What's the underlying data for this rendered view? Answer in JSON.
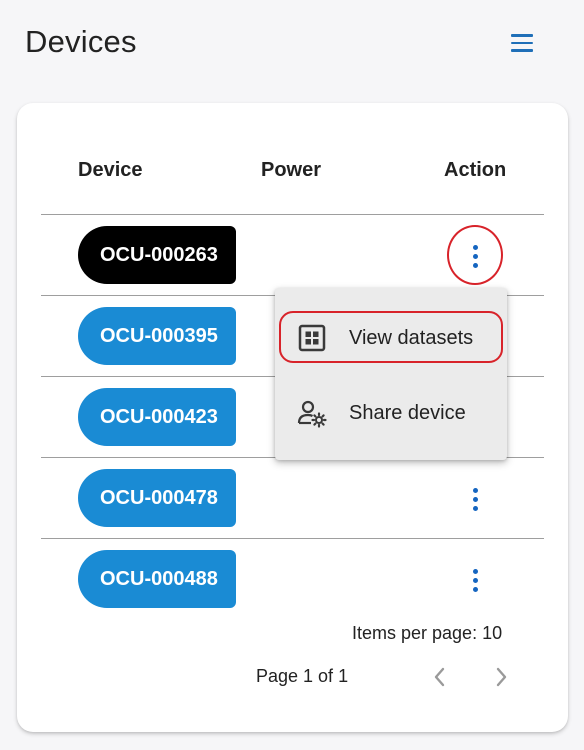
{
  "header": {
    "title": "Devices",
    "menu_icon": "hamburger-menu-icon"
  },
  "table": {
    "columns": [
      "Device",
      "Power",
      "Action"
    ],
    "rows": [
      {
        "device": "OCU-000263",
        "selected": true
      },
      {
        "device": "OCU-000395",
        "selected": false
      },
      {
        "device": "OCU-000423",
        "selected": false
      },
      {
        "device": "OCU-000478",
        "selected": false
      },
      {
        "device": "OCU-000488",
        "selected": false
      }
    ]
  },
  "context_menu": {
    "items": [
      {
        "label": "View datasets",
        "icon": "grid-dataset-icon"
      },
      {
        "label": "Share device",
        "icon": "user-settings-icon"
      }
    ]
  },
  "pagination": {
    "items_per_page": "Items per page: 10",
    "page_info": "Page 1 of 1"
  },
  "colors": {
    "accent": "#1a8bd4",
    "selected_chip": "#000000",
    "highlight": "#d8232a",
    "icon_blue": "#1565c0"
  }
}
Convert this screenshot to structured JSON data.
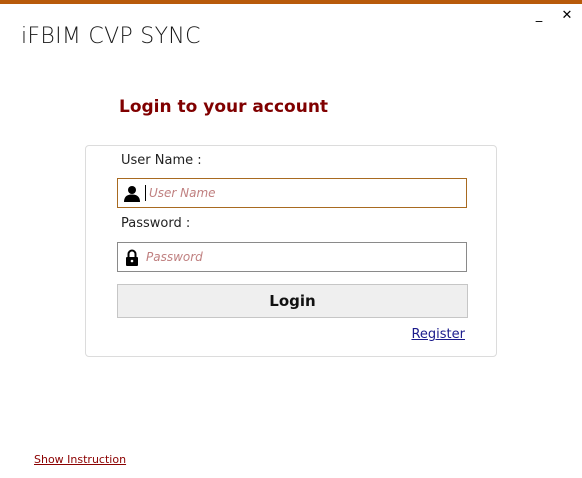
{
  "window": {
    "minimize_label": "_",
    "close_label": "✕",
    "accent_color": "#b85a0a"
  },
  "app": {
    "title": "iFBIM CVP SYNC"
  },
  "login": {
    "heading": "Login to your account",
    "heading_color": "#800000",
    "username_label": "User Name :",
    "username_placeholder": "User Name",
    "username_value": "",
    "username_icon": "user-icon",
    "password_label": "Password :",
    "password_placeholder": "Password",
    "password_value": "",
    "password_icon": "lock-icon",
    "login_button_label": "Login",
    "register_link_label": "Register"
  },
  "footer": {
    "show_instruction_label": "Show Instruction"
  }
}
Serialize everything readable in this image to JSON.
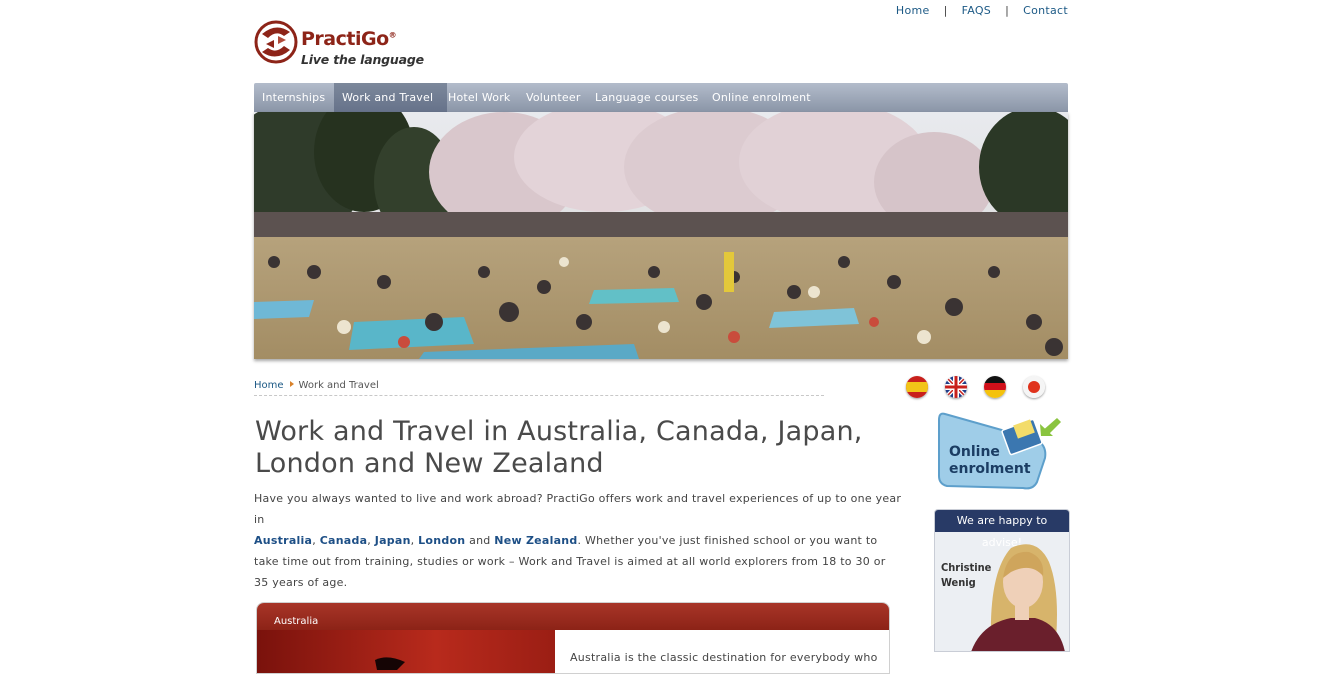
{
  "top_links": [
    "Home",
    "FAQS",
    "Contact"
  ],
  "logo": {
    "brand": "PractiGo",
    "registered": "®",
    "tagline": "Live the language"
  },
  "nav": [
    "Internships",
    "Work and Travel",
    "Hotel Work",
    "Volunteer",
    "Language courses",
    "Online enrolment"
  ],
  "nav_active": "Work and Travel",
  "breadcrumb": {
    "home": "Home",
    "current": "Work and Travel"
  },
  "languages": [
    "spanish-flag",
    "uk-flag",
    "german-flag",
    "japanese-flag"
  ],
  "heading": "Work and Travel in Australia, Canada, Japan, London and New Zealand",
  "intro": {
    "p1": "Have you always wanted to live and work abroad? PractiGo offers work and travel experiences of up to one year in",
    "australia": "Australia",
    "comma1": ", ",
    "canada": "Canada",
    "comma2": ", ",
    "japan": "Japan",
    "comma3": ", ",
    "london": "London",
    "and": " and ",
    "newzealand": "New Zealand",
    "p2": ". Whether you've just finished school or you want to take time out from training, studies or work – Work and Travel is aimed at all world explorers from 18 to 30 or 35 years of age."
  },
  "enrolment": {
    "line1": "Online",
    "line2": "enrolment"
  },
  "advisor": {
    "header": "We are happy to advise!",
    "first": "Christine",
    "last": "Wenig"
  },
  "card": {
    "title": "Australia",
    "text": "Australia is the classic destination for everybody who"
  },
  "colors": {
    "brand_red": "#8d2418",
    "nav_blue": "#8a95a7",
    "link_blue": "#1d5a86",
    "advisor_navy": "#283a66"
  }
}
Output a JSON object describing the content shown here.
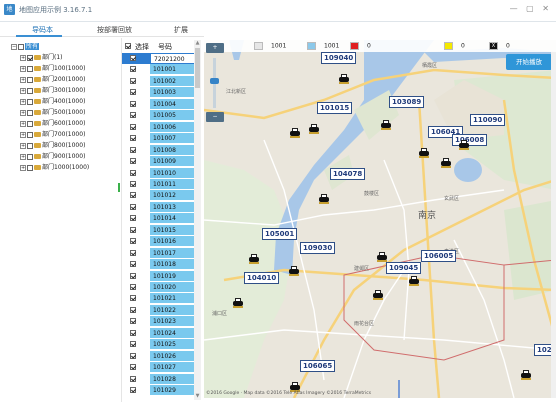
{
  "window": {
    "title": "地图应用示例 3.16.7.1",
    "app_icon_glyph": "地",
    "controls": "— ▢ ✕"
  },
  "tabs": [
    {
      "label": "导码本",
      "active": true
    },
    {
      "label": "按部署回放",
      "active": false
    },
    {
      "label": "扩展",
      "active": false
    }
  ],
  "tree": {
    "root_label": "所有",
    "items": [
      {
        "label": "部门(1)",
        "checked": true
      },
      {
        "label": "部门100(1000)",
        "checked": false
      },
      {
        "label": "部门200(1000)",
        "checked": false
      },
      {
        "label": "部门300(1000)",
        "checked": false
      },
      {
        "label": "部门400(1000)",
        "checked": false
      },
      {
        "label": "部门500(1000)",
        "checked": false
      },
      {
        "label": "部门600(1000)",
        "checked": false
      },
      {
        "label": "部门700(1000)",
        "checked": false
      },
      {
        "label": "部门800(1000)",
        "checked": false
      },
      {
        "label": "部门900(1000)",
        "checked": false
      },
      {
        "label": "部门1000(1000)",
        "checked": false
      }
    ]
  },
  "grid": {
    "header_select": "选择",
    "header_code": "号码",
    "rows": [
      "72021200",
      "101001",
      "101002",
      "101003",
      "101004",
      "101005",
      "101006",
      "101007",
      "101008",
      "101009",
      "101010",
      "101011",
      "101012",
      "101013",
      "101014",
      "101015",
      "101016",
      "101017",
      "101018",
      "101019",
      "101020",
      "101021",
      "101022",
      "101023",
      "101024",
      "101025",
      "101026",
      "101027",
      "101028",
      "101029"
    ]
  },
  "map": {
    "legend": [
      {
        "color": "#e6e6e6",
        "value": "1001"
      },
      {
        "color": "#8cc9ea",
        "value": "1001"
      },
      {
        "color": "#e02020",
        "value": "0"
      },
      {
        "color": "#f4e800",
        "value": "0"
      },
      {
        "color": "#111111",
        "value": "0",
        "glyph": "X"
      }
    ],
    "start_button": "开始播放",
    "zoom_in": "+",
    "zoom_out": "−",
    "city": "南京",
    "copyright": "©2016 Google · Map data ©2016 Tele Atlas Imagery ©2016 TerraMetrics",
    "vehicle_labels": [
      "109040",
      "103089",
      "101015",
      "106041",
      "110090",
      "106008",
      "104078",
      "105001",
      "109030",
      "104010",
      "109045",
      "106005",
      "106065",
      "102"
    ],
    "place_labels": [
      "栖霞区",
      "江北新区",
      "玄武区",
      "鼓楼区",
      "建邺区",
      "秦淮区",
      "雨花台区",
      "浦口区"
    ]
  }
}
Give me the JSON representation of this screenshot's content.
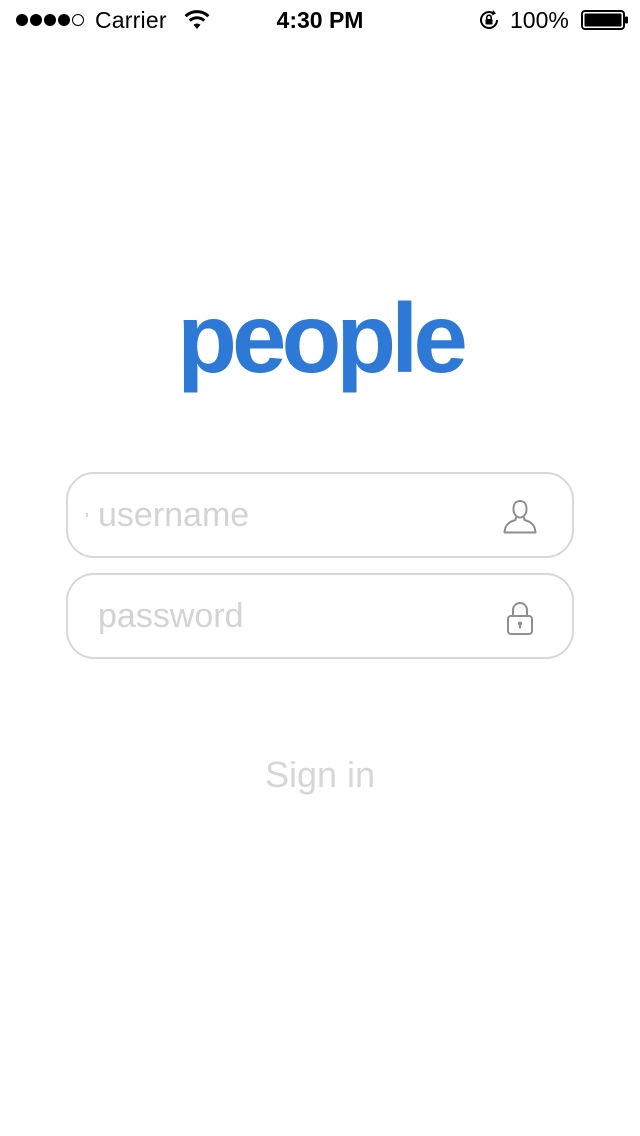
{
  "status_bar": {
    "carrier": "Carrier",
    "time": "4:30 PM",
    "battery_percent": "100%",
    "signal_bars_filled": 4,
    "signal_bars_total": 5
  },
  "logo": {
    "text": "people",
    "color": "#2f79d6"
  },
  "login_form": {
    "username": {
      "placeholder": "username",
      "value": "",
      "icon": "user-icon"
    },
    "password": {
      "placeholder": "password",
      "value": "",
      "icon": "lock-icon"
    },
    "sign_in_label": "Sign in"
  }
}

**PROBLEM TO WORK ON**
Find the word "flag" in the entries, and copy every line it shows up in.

**TASK SOLUTION**
    "spanish-flag",
    "uk-flag",
    "german-flag",
    "japanese-flag"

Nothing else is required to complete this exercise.